Emord believes that the drug approval process should be taken away from the FDA and turned over to private universities with lab facilities which can impartially test products with double-blind studies. There's so much corruption between government actors and Big Pharma, he continued, in which they create their own monopolies, and shield themselves from competition during approvals. "It's a classic example of what the administrative state has done to destroy individual liberties in this country," he added. Emord also related this to recent crackdowns in states such as California over vaccine exemptions. As far as solutions to the opioid epidemic, he suggested keeping initial prescription doses low, and weening patients over to other options, though this requires conscientious and willing physicians to implement.

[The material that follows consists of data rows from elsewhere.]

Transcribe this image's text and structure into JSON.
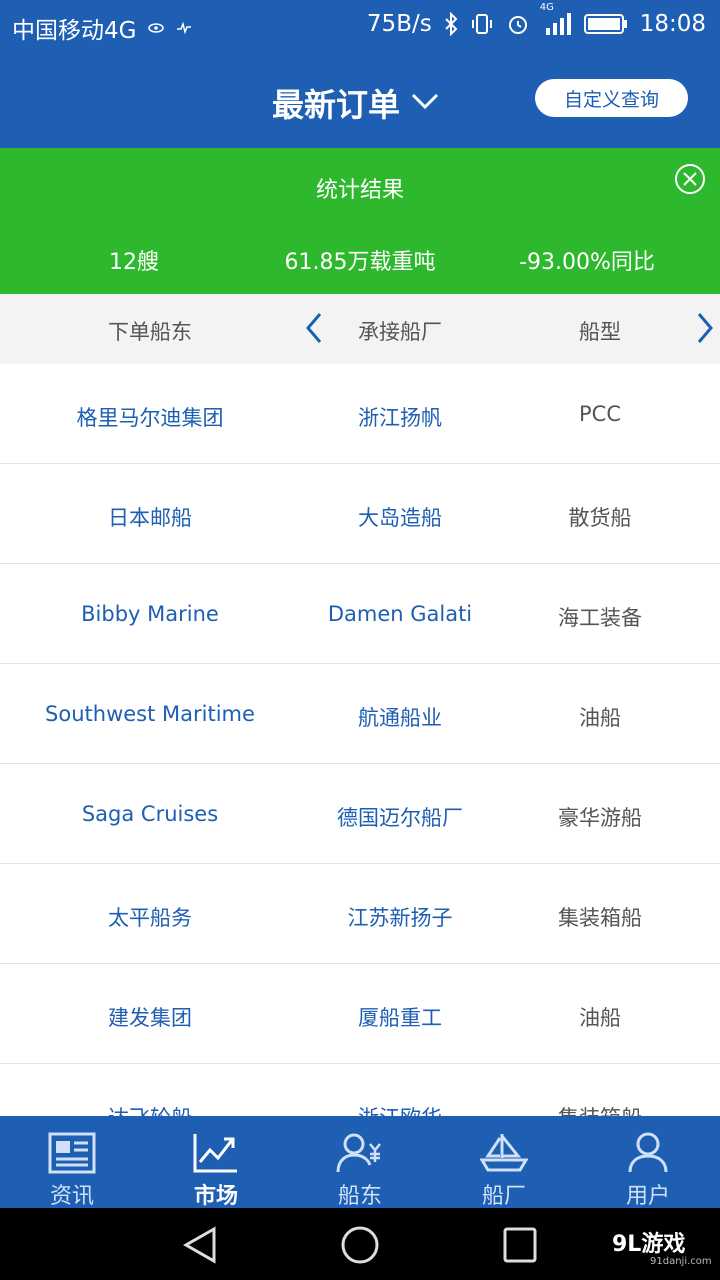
{
  "status": {
    "carrier": "中国移动4G",
    "speed": "75B/s",
    "network": "4G",
    "time": "18:08"
  },
  "header": {
    "title": "最新订单",
    "custom_query": "自定义查询"
  },
  "stats": {
    "title": "统计结果",
    "ships": "12艘",
    "tonnage": "61.85万载重吨",
    "yoy": "-93.00%同比"
  },
  "columns": {
    "owner": "下单船东",
    "builder": "承接船厂",
    "type": "船型"
  },
  "rows": [
    {
      "owner": "格里马尔迪集团",
      "builder": "浙江扬帆",
      "type": "PCC"
    },
    {
      "owner": "日本邮船",
      "builder": "大岛造船",
      "type": "散货船"
    },
    {
      "owner": "Bibby Marine",
      "builder": "Damen Galati",
      "type": "海工装备"
    },
    {
      "owner": "Southwest Maritime",
      "builder": "航通船业",
      "type": "油船"
    },
    {
      "owner": "Saga Cruises",
      "builder": "德国迈尔船厂",
      "type": "豪华游船"
    },
    {
      "owner": "太平船务",
      "builder": "江苏新扬子",
      "type": "集装箱船"
    },
    {
      "owner": "建发集团",
      "builder": "厦船重工",
      "type": "油船"
    },
    {
      "owner": "达飞轮船",
      "builder": "浙江欧华",
      "type": "集装箱船"
    }
  ],
  "tabs": [
    {
      "label": "资讯",
      "icon": "news-icon"
    },
    {
      "label": "市场",
      "icon": "chart-icon"
    },
    {
      "label": "船东",
      "icon": "shipowner-icon"
    },
    {
      "label": "船厂",
      "icon": "shipyard-icon"
    },
    {
      "label": "用户",
      "icon": "user-icon"
    }
  ],
  "active_tab": "市场",
  "watermark": {
    "brand": "9L游戏",
    "site": "91danji.com"
  },
  "colors": {
    "primary": "#1e5fb3",
    "stats_green": "#2db82d"
  }
}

Inspired by his own experiences with the unknown, John Olsen has spent 30 years documenting stories of those who have witnessed the strange and unusual in the western US. In the latter half, he shared accounts of hauntings, glitches in the matrix, strange creatures, Sasquatch, and UFOs. He described glitches in the matrix as akin to the Mandela Effect (odd mismatches of memory), but occurring on an individual rather than collective level. For instance, there was a case of a man he interviewed who had a beloved book, Small Gods, signed by author Terry Pratchett, which he'd won in an eBay auction. A year later, when he pulled out the book, the signature was missing, and instead was on a page in a different book by Pratchett.

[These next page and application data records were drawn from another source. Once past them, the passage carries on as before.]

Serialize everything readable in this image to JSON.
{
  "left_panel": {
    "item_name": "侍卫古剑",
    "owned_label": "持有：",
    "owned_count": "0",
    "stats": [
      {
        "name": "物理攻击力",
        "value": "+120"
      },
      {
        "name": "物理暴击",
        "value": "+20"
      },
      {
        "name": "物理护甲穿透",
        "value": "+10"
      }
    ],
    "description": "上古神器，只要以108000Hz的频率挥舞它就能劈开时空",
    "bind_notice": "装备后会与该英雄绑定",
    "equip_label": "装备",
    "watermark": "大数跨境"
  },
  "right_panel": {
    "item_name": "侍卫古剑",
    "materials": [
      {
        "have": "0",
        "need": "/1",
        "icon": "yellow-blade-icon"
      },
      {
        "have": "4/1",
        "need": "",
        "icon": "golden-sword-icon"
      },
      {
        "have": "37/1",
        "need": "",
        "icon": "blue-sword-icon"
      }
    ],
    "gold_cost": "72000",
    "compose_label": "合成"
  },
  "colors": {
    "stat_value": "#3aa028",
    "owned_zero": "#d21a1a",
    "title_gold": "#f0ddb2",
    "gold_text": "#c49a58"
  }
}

Olsen detailed curious sightings of Shadow People in the wilderness. Somewhat different than descriptions of their indoor brethren, these outside apparitions had a stretched-out quality, reaching 9-10 ft. in height. In his research, he found a connection between these sightings and Native American folklore of creatures in the mountains known as "soul-eaters," said to feed on sadness and mourning. A couple camping near Sparks, Nevada heard a strange, rasping sound at night. When they investigated, they discovered an emaciated ghoul-like humanoid at their camp, which Olsen compared to the dark spirit of the Wendigo, another lore of indigenous peoples. Several hikers have also told him about walking into strange hushed areas in the mountains, where there is an intense feeling that they are not wanted there, and need to leave immediately.

News segment guests: Mish Shedlock, Steve Kates

Bumper Music

Last Night

The UFO Paradox / Overcoming Cancer
The UFO Paradox / Overcoming Cancer
Independent journalist Keith Thompson discussed UFO sightings and other paranormal experiences. Followed by Lynette Hill, who detailed her journey into the world of cancer and natural medicines.


CoastZone banner
Sign up for our free CoastZone e-newsletter to receive exclusive daily articles.